AIM OF THE EXERCISE:
For each line below that contains the word "true", return that line.

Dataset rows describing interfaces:
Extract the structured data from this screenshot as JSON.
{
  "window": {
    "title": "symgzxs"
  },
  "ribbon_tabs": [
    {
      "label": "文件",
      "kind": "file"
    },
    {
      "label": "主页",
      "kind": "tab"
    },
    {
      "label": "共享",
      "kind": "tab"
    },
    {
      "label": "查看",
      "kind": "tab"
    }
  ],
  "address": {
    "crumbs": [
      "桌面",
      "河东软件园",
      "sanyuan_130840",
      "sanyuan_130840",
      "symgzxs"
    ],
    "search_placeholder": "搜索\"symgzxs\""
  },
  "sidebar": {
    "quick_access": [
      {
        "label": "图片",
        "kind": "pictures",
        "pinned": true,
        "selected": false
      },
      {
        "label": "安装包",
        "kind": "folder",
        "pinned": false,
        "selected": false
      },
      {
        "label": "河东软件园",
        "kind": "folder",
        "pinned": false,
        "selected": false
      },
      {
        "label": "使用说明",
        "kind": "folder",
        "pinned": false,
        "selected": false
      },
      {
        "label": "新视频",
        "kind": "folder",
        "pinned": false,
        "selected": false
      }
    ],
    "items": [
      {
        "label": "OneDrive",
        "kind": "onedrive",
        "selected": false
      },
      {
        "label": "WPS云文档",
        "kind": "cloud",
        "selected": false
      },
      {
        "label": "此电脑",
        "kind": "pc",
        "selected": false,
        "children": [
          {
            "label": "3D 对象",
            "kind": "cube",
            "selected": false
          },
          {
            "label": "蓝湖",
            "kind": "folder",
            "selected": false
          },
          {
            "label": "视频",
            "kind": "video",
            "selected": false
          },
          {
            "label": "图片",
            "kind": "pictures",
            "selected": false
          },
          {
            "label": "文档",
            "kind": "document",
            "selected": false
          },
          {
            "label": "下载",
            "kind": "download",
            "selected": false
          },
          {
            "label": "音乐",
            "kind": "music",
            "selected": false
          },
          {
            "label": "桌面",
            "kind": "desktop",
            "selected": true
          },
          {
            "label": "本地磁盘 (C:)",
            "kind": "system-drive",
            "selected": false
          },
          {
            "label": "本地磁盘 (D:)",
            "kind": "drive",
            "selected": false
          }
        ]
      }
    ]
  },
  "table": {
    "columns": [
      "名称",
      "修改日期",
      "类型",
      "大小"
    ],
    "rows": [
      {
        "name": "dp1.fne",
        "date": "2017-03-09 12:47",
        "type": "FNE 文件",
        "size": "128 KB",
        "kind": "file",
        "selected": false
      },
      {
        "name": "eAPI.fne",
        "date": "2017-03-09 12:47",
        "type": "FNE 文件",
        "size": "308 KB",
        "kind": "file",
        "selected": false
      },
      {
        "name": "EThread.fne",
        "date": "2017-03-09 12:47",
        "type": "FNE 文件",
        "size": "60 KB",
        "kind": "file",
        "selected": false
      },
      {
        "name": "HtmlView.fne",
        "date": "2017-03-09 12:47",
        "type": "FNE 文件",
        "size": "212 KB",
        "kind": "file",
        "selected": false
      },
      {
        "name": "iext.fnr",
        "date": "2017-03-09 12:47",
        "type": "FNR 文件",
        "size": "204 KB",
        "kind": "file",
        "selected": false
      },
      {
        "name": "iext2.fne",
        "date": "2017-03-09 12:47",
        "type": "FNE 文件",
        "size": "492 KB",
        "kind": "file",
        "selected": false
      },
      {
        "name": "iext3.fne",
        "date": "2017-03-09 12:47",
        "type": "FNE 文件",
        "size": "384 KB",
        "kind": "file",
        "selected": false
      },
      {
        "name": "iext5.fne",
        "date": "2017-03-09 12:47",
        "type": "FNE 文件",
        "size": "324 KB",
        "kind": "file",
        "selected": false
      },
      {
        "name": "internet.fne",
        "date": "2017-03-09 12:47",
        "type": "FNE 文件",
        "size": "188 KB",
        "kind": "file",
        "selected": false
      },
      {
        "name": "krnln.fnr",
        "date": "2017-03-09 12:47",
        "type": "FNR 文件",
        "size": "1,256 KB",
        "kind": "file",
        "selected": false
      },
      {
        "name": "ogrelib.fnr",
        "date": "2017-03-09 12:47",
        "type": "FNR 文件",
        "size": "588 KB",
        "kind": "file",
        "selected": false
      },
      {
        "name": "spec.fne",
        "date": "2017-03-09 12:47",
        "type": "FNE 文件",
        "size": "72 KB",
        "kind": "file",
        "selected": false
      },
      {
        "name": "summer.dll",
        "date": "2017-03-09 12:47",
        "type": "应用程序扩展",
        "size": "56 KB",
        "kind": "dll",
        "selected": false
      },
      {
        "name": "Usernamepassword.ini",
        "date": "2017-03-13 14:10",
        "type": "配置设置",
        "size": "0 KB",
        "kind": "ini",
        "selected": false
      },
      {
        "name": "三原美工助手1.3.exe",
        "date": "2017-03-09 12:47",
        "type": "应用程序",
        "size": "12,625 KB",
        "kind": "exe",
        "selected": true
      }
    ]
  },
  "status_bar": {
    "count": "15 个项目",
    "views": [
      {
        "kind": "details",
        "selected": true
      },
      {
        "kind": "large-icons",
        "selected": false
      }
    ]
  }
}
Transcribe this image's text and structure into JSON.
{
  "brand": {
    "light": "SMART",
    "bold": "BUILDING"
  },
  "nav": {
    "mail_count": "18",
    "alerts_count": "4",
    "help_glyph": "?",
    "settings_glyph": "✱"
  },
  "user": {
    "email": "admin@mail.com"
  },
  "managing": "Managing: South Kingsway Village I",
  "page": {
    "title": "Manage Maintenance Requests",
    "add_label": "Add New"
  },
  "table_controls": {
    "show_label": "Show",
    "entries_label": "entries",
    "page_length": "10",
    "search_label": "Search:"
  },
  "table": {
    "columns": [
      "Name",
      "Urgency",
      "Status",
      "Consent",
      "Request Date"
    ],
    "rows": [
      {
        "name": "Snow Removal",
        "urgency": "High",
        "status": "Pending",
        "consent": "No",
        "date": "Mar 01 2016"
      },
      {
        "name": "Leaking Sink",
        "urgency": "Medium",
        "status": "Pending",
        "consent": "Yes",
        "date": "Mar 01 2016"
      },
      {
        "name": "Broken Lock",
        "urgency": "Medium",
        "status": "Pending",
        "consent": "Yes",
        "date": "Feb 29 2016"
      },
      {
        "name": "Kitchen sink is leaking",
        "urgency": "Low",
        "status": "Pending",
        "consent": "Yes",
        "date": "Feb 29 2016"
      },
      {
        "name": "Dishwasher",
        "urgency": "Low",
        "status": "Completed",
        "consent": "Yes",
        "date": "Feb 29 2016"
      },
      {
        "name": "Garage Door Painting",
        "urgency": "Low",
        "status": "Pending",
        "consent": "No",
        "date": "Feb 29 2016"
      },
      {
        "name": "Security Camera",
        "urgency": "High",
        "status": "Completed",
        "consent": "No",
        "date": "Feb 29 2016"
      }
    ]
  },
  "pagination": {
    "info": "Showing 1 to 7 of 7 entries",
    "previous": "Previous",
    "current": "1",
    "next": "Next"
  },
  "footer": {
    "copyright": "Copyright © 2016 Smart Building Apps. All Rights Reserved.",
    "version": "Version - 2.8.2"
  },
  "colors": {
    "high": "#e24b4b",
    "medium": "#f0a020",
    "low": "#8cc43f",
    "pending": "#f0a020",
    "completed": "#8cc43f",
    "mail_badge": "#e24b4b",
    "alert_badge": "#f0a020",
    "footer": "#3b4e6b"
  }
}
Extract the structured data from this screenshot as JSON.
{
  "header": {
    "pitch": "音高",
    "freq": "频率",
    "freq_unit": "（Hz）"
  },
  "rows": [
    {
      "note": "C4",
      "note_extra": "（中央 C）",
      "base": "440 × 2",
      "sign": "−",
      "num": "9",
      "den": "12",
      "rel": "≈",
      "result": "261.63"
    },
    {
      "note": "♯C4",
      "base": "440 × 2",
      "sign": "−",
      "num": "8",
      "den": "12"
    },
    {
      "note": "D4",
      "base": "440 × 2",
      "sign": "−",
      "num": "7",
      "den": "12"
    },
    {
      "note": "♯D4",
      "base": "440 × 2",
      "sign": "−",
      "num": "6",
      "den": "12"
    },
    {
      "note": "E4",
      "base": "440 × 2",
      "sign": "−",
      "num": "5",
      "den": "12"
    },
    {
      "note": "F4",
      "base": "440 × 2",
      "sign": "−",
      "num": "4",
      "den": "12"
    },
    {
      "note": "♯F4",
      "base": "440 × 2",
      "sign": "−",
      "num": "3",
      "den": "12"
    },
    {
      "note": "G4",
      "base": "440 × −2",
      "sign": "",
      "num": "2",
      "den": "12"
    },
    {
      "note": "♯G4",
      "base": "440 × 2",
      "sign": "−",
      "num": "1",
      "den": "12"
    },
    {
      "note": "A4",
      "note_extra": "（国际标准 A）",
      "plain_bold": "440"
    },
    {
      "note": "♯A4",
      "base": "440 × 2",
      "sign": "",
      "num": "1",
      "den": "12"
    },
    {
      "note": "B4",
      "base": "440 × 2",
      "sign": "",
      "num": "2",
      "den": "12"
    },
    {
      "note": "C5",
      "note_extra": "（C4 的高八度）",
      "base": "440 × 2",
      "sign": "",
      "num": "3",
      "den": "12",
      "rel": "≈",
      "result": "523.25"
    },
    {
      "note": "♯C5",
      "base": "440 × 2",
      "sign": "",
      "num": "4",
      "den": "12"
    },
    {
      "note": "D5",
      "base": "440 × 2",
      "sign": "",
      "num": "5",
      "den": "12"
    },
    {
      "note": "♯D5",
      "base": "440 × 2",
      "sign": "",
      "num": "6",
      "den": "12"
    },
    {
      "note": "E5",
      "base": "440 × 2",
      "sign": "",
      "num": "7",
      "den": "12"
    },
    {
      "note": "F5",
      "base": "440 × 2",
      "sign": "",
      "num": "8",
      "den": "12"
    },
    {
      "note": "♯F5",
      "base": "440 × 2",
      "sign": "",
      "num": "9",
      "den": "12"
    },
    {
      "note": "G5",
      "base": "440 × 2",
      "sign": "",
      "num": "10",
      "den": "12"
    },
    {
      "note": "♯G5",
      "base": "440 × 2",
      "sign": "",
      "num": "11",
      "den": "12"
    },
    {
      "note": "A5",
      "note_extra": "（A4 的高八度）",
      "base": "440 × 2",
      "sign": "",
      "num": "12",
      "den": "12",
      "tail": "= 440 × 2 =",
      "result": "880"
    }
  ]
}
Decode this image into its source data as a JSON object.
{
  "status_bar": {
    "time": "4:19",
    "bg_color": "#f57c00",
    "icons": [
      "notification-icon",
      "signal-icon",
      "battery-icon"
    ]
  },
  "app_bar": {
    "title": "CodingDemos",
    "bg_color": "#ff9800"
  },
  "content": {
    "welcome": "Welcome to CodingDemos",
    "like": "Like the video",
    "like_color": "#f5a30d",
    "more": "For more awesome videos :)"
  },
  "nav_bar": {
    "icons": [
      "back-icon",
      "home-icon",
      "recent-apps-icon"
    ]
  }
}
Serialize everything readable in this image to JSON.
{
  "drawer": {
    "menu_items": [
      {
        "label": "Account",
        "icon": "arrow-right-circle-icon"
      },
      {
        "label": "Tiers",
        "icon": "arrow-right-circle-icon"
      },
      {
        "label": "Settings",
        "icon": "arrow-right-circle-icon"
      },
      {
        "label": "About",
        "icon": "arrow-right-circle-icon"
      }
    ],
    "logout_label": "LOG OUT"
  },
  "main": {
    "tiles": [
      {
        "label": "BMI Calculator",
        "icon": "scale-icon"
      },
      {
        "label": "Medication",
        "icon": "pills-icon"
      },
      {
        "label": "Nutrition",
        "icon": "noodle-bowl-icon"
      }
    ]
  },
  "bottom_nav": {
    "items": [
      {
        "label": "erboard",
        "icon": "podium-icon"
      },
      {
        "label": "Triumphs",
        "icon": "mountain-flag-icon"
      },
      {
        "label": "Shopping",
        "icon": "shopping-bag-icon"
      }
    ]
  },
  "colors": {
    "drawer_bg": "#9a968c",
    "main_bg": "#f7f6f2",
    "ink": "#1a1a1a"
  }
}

OUTPUT OF THE TASK:
        "pinned": true,
            "selected": true
        "selected": true
        "selected": true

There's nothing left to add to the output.